GREENFIELD — An initiative aimed at getting opiate addicts treatment as they serve time for low-level crimes is marking its one-year anniversary amid a plea for funding help from the county leaders who coordinate it.
Officials say the program — nicknamed “the heroin protocol” by those who manage it — has made a positive impact in the lives of the more than 20 people who have participated since last spring, each eager to start on the road to sobriety and leave their criminal histories firmly in their past. After pleading guilty to their crimes, offenders who enroll in the program are sent to serve their sentence in a halfway house rather than in traditional lockdown.
But funds that cover the first two weeks of an offenders’ stay at a halfway house — an essential part of probation’s treatment program, officials say — have dried up, and now local leaders are begging residents for donations to keep the program up and running.

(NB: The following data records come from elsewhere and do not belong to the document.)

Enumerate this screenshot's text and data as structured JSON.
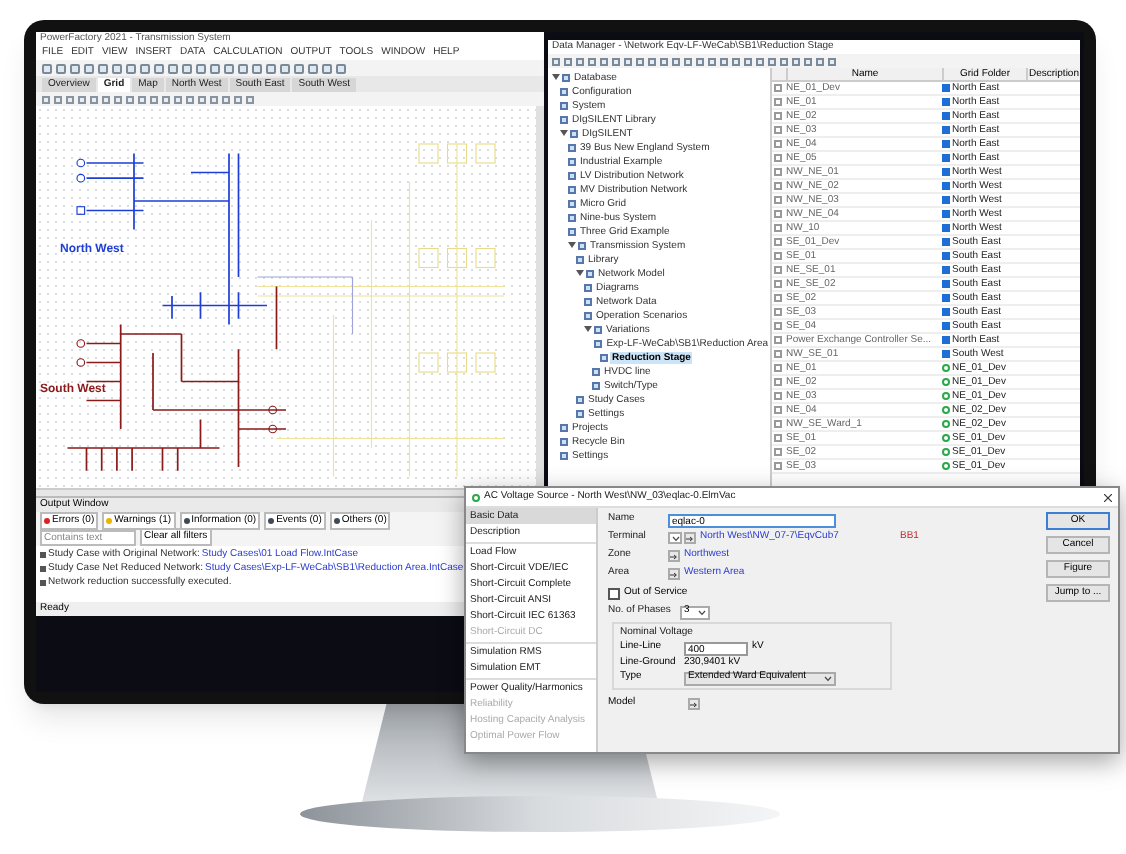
{
  "main_window": {
    "title": "PowerFactory 2021 - Transmission System",
    "menu": [
      "FILE",
      "EDIT",
      "VIEW",
      "INSERT",
      "DATA",
      "CALCULATION",
      "OUTPUT",
      "TOOLS",
      "WINDOW",
      "HELP"
    ],
    "tabs": [
      {
        "label": "Overview",
        "selected": false
      },
      {
        "label": "Grid",
        "selected": true
      },
      {
        "label": "Map",
        "selected": false
      },
      {
        "label": "North West",
        "selected": false
      },
      {
        "label": "South East",
        "selected": false
      },
      {
        "label": "South West",
        "selected": false
      }
    ],
    "diagram_labels": [
      {
        "text": "North West",
        "color": "#1d3fd6"
      },
      {
        "text": "South West",
        "color": "#8b1a1a"
      }
    ],
    "output": {
      "title": "Output Window",
      "filters": [
        {
          "label": "Errors (0)",
          "color": "#e02020"
        },
        {
          "label": "Warnings (1)",
          "color": "#f0b400"
        },
        {
          "label": "Information (0)",
          "color": "#404a55"
        },
        {
          "label": "Events (0)",
          "color": "#404a55"
        },
        {
          "label": "Others (0)",
          "color": "#404a55"
        }
      ],
      "search_placeholder": "Contains text",
      "clear": "Clear all filters",
      "lines": [
        {
          "text": "Study Case with Original Network:",
          "link": "Study Cases\\01 Load Flow.IntCase"
        },
        {
          "text": "Study Case Net Reduced Network:",
          "link": "Study Cases\\Exp-LF-WeCab\\SB1\\Reduction Area.IntCase"
        },
        {
          "text": "Network reduction successfully executed."
        }
      ],
      "status": "Ready"
    }
  },
  "data_manager": {
    "title": "Data Manager - \\Network Eqv-LF-WeCab\\SB1\\Reduction Stage",
    "tree": [
      {
        "label": "Database",
        "expanded": true,
        "children": [
          {
            "label": "Configuration"
          },
          {
            "label": "System"
          },
          {
            "label": "DIgSILENT Library"
          },
          {
            "label": "DIgSILENT",
            "expanded": true,
            "children": [
              {
                "label": "39 Bus New England System"
              },
              {
                "label": "Industrial Example"
              },
              {
                "label": "LV Distribution Network"
              },
              {
                "label": "MV Distribution Network"
              },
              {
                "label": "Micro Grid"
              },
              {
                "label": "Nine-bus System"
              },
              {
                "label": "Three Grid Example"
              },
              {
                "label": "Transmission System",
                "expanded": true,
                "children": [
                  {
                    "label": "Library"
                  },
                  {
                    "label": "Network Model",
                    "expanded": true,
                    "children": [
                      {
                        "label": "Diagrams"
                      },
                      {
                        "label": "Network Data"
                      },
                      {
                        "label": "Operation Scenarios"
                      },
                      {
                        "label": "Variations",
                        "expanded": true,
                        "children": [
                          {
                            "label": "Exp-LF-WeCab\\SB1\\Reduction Area",
                            "expanded": true,
                            "children": [
                              {
                                "label": "Reduction Stage",
                                "selected": true
                              }
                            ]
                          },
                          {
                            "label": "HVDC line"
                          },
                          {
                            "label": "Switch/Type"
                          }
                        ]
                      }
                    ]
                  },
                  {
                    "label": "Study Cases"
                  },
                  {
                    "label": "Settings"
                  }
                ]
              }
            ]
          },
          {
            "label": "Projects"
          },
          {
            "label": "Recycle Bin"
          },
          {
            "label": "Settings"
          }
        ]
      }
    ],
    "columns": [
      "Name",
      "Grid Folder",
      "Description"
    ],
    "rows": [
      {
        "name": "NE_01_Dev",
        "folder": "North East",
        "kind": "grid"
      },
      {
        "name": "NE_01",
        "folder": "North East",
        "kind": "grid"
      },
      {
        "name": "NE_02",
        "folder": "North East",
        "kind": "grid"
      },
      {
        "name": "NE_03",
        "folder": "North East",
        "kind": "grid"
      },
      {
        "name": "NE_04",
        "folder": "North East",
        "kind": "grid"
      },
      {
        "name": "NE_05",
        "folder": "North East",
        "kind": "grid"
      },
      {
        "name": "NW_NE_01",
        "folder": "North West",
        "kind": "grid"
      },
      {
        "name": "NW_NE_02",
        "folder": "North West",
        "kind": "grid"
      },
      {
        "name": "NW_NE_03",
        "folder": "North West",
        "kind": "grid"
      },
      {
        "name": "NW_NE_04",
        "folder": "North West",
        "kind": "grid"
      },
      {
        "name": "NW_10",
        "folder": "North West",
        "kind": "grid"
      },
      {
        "name": "SE_01_Dev",
        "folder": "South East",
        "kind": "grid"
      },
      {
        "name": "SE_01",
        "folder": "South East",
        "kind": "grid"
      },
      {
        "name": "NE_SE_01",
        "folder": "South East",
        "kind": "grid"
      },
      {
        "name": "NE_SE_02",
        "folder": "South East",
        "kind": "grid"
      },
      {
        "name": "SE_02",
        "folder": "South East",
        "kind": "grid"
      },
      {
        "name": "SE_03",
        "folder": "South East",
        "kind": "grid"
      },
      {
        "name": "SE_04",
        "folder": "South East",
        "kind": "grid"
      },
      {
        "name": "Power Exchange Controller Se...",
        "folder": "North East",
        "kind": "grid"
      },
      {
        "name": "NW_SE_01",
        "folder": "South West",
        "kind": "grid"
      },
      {
        "name": "NE_01",
        "folder": "NE_01_Dev",
        "kind": "variant"
      },
      {
        "name": "NE_02",
        "folder": "NE_01_Dev",
        "kind": "variant"
      },
      {
        "name": "NE_03",
        "folder": "NE_01_Dev",
        "kind": "variant"
      },
      {
        "name": "NE_04",
        "folder": "NE_02_Dev",
        "kind": "variant"
      },
      {
        "name": "NW_SE_Ward_1",
        "folder": "NE_02_Dev",
        "kind": "variant"
      },
      {
        "name": "SE_01",
        "folder": "SE_01_Dev",
        "kind": "variant"
      },
      {
        "name": "SE_02",
        "folder": "SE_01_Dev",
        "kind": "variant"
      },
      {
        "name": "SE_03",
        "folder": "SE_01_Dev",
        "kind": "variant"
      }
    ]
  },
  "dialog": {
    "title": "AC Voltage Source - North West\\NW_03\\eqlac-0.ElmVac",
    "nav": [
      {
        "label": "Basic Data",
        "selected": true,
        "disabled": false
      },
      {
        "label": "Description",
        "selected": false,
        "disabled": false
      },
      {
        "label": "Load Flow",
        "selected": false,
        "disabled": false
      },
      {
        "label": "Short-Circuit VDE/IEC",
        "selected": false,
        "disabled": false
      },
      {
        "label": "Short-Circuit Complete",
        "selected": false,
        "disabled": false
      },
      {
        "label": "Short-Circuit ANSI",
        "selected": false,
        "disabled": false
      },
      {
        "label": "Short-Circuit IEC 61363",
        "selected": false,
        "disabled": false
      },
      {
        "label": "Short-Circuit DC",
        "selected": false,
        "disabled": true
      },
      {
        "label": "Simulation RMS",
        "selected": false,
        "disabled": false
      },
      {
        "label": "Simulation EMT",
        "selected": false,
        "disabled": false
      },
      {
        "label": "Power Quality/Harmonics",
        "selected": false,
        "disabled": false
      },
      {
        "label": "Reliability",
        "selected": false,
        "disabled": true
      },
      {
        "label": "Hosting Capacity Analysis",
        "selected": false,
        "disabled": true
      },
      {
        "label": "Optimal Power Flow",
        "selected": false,
        "disabled": true
      }
    ],
    "name": {
      "label": "Name",
      "value": "eqlac-0"
    },
    "terminal": {
      "label": "Terminal",
      "value": "North West\\NW_07-7\\EqvCub7",
      "bus": "BB1"
    },
    "zone": {
      "label": "Zone",
      "value": "Northwest"
    },
    "area": {
      "label": "Area",
      "value": "Western Area"
    },
    "out_of_service": {
      "label": "Out of Service",
      "checked": false
    },
    "phases": {
      "label": "No. of Phases",
      "value": "3"
    },
    "nominal_voltage": {
      "title": "Nominal Voltage",
      "line_line": {
        "label": "Line-Line",
        "value": "400",
        "unit": "kV"
      },
      "line_ground": {
        "label": "Line-Ground",
        "value": "230,9401 kV"
      },
      "type": {
        "label": "Type",
        "value": "Extended Ward Equivalent"
      }
    },
    "model": {
      "label": "Model"
    },
    "buttons": [
      "OK",
      "Cancel",
      "Figure",
      "Jump to ..."
    ]
  }
}
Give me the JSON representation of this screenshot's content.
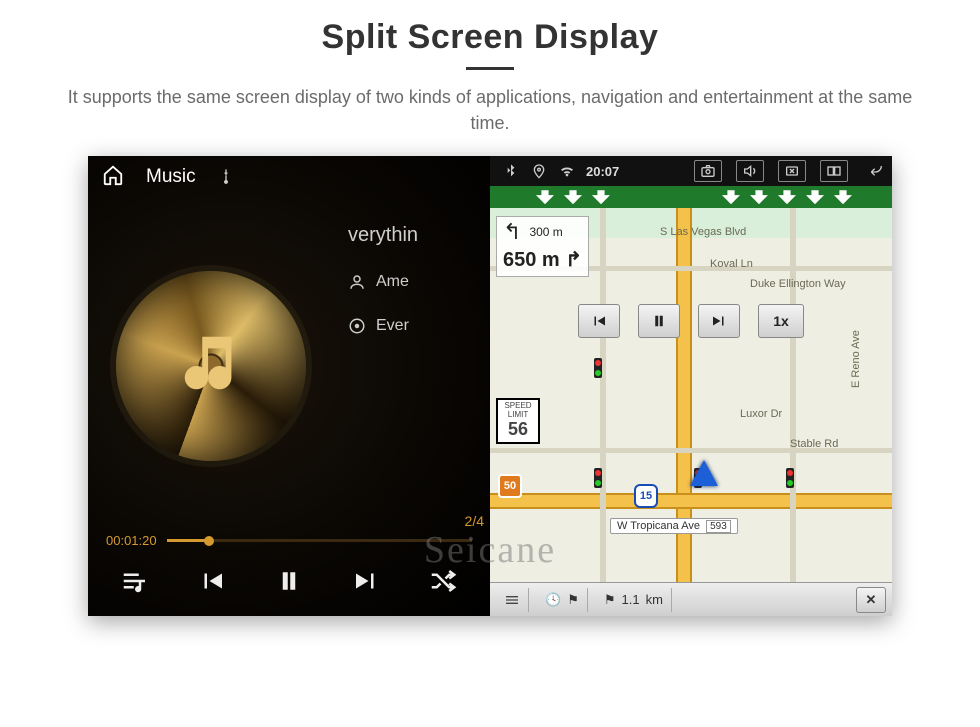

Probation officer Amy Ikerd, who helped create the protocol and now oversees it, said she has only $500 in grant monies to fund the program through the fall. That’s enough to place just two more people in halfway houses — but there are 11 people currently waiting in the Hancock County Jail to join the program.